Dickend History, Family Crest & Coats of Arms
Dickend is a name that was brought to England by the ancestors of the Dickend family when they emigrated following the Norman Conquest of 1066. The name Dickend comes from the Norman baptismal name which means the son of Diccon, which is a diminution of the parent name, Richard. 
Baptismal names began to appear as surnames relatively late in the growth of the naming tradition. This is a little surprising, given the popularity of biblical figures in the Christian countries of Europe. Nevertheless, surnames derived from baptismal names grew in popularity during the Middle Ages, and have become one of the foremost sources for surnames. Most of the early appearances of the name were found in the French form Dicon, which lingered until the 16th century.
Early Origins of the Dickend family

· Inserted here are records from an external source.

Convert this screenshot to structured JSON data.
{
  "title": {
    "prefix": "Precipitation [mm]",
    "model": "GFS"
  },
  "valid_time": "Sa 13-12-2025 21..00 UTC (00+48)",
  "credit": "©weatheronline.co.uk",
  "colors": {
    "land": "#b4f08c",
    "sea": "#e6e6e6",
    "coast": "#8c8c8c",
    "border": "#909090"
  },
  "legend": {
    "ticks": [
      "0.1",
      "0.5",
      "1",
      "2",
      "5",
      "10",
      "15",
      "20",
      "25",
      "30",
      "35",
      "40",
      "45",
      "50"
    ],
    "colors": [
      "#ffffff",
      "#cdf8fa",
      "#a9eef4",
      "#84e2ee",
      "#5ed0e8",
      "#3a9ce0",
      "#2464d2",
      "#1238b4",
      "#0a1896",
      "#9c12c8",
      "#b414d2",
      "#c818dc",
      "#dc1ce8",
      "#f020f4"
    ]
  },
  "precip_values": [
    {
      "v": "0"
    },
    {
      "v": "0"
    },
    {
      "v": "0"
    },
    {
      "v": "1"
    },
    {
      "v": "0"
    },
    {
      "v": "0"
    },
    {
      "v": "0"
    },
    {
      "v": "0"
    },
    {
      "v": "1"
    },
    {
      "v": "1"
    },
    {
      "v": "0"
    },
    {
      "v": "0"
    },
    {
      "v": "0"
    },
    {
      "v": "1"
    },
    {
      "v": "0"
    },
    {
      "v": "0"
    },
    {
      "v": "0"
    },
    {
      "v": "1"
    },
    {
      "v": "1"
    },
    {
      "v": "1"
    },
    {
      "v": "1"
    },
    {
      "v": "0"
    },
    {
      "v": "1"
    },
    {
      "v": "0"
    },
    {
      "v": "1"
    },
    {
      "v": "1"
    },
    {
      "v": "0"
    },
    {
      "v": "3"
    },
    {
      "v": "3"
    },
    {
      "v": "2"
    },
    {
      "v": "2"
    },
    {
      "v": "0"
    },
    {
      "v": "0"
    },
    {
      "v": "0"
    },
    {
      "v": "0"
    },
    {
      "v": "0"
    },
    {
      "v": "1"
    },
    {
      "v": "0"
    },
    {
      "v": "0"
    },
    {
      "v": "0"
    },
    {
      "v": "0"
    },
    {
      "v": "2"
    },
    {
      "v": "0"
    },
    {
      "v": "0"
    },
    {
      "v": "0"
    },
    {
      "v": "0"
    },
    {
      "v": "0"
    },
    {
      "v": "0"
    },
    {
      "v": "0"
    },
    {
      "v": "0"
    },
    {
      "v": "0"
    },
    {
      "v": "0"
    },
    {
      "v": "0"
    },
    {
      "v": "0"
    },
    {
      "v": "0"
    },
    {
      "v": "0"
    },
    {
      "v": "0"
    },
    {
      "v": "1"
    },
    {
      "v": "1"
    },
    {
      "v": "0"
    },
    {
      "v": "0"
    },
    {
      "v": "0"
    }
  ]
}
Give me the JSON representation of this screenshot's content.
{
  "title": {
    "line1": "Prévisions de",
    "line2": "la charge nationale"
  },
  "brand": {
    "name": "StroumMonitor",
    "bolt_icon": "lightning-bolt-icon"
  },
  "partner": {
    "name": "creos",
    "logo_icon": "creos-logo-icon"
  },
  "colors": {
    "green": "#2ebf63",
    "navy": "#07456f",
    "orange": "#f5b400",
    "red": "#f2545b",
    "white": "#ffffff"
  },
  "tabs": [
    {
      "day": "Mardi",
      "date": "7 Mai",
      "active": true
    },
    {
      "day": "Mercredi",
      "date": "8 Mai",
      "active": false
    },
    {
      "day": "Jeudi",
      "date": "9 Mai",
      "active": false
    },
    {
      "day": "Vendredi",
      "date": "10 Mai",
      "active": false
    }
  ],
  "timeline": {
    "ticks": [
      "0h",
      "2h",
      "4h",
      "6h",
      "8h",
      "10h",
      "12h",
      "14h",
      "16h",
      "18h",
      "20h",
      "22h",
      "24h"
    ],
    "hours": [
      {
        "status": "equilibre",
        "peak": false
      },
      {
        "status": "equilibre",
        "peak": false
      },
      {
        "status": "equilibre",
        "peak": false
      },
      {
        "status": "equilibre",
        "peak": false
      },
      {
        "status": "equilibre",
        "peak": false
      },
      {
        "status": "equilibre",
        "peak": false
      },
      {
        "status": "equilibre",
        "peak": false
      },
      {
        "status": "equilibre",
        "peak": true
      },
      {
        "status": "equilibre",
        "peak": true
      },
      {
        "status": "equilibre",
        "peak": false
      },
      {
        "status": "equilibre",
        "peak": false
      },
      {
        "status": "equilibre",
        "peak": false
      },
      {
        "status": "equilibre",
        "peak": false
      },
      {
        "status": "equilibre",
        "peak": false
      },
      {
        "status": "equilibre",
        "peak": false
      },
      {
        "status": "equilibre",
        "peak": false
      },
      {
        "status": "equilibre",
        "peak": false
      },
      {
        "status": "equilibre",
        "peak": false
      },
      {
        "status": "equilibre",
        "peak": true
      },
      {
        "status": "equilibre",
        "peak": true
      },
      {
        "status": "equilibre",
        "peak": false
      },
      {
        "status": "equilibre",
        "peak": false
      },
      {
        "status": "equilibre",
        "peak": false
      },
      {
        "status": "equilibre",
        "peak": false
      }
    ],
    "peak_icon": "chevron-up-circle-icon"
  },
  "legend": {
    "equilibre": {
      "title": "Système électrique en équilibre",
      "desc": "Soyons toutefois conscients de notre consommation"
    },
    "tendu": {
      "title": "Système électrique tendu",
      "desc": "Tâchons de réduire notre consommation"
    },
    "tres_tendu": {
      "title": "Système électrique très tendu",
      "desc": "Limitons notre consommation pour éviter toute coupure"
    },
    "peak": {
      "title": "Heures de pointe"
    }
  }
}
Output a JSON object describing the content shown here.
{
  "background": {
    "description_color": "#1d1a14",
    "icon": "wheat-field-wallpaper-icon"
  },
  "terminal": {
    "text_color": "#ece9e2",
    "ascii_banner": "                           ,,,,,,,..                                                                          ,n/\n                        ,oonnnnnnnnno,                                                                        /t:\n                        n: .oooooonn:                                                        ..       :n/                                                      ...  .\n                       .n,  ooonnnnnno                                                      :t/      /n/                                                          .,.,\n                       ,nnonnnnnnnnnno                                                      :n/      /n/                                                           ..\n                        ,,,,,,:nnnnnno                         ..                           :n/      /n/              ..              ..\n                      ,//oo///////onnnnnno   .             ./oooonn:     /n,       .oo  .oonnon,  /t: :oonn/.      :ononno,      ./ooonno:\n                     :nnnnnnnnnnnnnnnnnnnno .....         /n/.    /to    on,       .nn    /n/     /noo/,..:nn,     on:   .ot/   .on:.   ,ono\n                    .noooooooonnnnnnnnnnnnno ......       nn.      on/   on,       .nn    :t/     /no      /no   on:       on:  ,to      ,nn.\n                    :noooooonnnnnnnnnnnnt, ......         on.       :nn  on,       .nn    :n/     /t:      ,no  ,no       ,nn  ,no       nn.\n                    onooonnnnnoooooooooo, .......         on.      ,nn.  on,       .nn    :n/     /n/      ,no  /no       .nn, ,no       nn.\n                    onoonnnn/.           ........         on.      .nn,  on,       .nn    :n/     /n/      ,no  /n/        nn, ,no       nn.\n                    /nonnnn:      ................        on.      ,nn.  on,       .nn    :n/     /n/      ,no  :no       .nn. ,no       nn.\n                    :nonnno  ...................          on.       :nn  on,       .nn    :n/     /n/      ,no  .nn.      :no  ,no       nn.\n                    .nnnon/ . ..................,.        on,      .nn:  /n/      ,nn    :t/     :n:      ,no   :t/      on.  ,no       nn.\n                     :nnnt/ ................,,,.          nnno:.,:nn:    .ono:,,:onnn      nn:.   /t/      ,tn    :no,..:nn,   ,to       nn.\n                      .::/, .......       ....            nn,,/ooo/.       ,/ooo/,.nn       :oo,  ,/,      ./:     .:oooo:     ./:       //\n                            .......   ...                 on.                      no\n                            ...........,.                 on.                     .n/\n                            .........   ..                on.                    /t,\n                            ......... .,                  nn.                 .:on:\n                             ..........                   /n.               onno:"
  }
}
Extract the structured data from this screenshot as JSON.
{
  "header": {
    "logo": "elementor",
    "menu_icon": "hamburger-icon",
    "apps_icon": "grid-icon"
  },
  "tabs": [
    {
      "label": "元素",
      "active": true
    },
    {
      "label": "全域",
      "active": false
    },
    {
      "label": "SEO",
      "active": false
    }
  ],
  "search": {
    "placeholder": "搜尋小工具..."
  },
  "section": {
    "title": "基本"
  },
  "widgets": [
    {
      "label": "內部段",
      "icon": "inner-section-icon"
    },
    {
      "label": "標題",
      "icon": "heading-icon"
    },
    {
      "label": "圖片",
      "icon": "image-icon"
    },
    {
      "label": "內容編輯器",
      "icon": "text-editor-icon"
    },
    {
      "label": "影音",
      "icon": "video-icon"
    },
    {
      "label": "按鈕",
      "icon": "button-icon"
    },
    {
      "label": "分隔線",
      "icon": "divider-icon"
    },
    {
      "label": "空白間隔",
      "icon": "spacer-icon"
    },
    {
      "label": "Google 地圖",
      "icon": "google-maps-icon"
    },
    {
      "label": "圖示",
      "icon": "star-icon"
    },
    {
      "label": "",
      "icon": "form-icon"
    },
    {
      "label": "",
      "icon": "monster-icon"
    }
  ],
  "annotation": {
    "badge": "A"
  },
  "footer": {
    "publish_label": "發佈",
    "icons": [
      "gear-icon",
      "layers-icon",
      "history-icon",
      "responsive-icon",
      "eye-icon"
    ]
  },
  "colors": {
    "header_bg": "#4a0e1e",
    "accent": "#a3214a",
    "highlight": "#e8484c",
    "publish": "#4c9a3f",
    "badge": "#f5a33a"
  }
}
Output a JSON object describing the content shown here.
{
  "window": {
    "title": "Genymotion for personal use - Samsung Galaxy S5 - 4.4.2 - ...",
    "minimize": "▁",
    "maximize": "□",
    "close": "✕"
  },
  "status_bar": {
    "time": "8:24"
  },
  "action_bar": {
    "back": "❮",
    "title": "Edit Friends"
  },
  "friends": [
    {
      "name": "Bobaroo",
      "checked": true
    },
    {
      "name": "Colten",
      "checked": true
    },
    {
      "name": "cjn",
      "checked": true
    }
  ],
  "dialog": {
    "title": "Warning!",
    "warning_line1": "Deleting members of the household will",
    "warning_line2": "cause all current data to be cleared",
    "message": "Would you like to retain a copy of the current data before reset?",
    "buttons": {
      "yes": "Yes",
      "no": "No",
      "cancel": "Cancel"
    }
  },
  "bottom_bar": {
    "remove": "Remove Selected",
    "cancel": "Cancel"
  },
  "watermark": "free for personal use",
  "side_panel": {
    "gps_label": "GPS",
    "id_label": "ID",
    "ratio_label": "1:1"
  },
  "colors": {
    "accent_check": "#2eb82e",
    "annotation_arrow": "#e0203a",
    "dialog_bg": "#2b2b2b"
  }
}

The surname Dickend was first found in Staffordshire where one of the first listings of the name was Richard Dicum who listed in the Assize Rolls there in 1203. The Subsidy Rolls of Staffordshire list John Dycon in 1327. 
The Hundredorum Rolls of 1273 lists: Richard Digon in London; Roger Digun; and Alice Dikun while the Yorkshire Poll Tax Rolls of 1379 lists: Alicia Dycon, mayden; Ricardus Dicon; and Willwlmus Diconson. 
The reader should pay special attention to the term "mayden" in the last entry as while the modern spelling is obviously "maiden," we must realize that as it was noted in the rolls, Alicia Dycon was a woman who held lands and was a person of distinction; a feat rarely seen in the 13th century! Today most of the spellings of the surname are usually seen appended with "s."
Early History of the Dickend family
This web page shows only a small excerpt of our Dickend research. Another 83 words (6 lines of text) covering the years 1150, 1812, 1870, 1770, 1787, 1793, 1816 and are included under the topic Early Dickend History in all our PDF Extended History products and printed products wherever possible.
Dickend Spelling Variations
Before the last few hundred years the English language had no fixed system of spelling rules. For that reason, spelling variations occurred commonly in Anglo Norman surnames. Over the years, many variations of the name Dickend were recorded, including Dickens, Dickins, Diggons, Diggens, Diggins, Dikens, Digons, Diquon and many more.
Early Notables of the Dickend family (pre 1700)
Outstanding amongst the family at this time was Charles John Huffam Dickens (1812-1870), popular English novelist, buried in Westminster Abbey.
Mrs Dickons, daughter of a gentleman named Poole, was born in London about 1770. Her musical talent was early developed. She became a pupil of Rauzzini, and in 1787 appeared at Vauxhall Gardens as a singer. Her progress was rapid, and she became engaged at the Concert of Ancient Music and other concerts. On Oct...
Another 74 words (5 lines of text) are included under the topic Early Dickend Notables in all our PDF Extended History products and printed products wherever possible.
Migration of the Dickend family to Ireland
Some of the Dickend family moved to Ireland, but this topic is not covered in this excerpt.
Another 58 words (4 lines of text) about their life in Ireland is included in all our PDF Extended History products and printed products wherever possible.
Migration of the Dickend family
The unstable environment in England at this time caused numerous families to board ships and leave in search of opportunity and freedom from persecution abroad in places like Ireland, Australia, and particularly the New World. The voyage was extremely difficult, however, and only taken at great expense. The cramped conditions and unsanitary nature of the vessels caused many to arrive diseased and starving, not to mention destitute from the enormous cost. Still opportunity in the emerging nations of Canada and the United States was far greater than at home and many went on to make important contributions to the cultures of their adopted countries. An examination of many early immigration records reveals that people bearing the name Dickend arrived in North America very early: Edward Dickens who settled in Barbados in 1683; Hugh Dicken settled in Virginia in 1623; Thomas Dicken settled in Antigua in 1685; Henry Dickens settled in Nantucket in 1823.
- Bardsley, C.W, A Dictionary of English and Welsh Surnames: With Special American Instances. Wiltshire: Heraldry Today, 1901. Print. (ISBN 0-900455-44-6)
- Reaney, P.H and R.M. Wilson, A Dictionary of English Surnames. London: Routledge, 1991. Print. (ISBN 0-415-05737-X)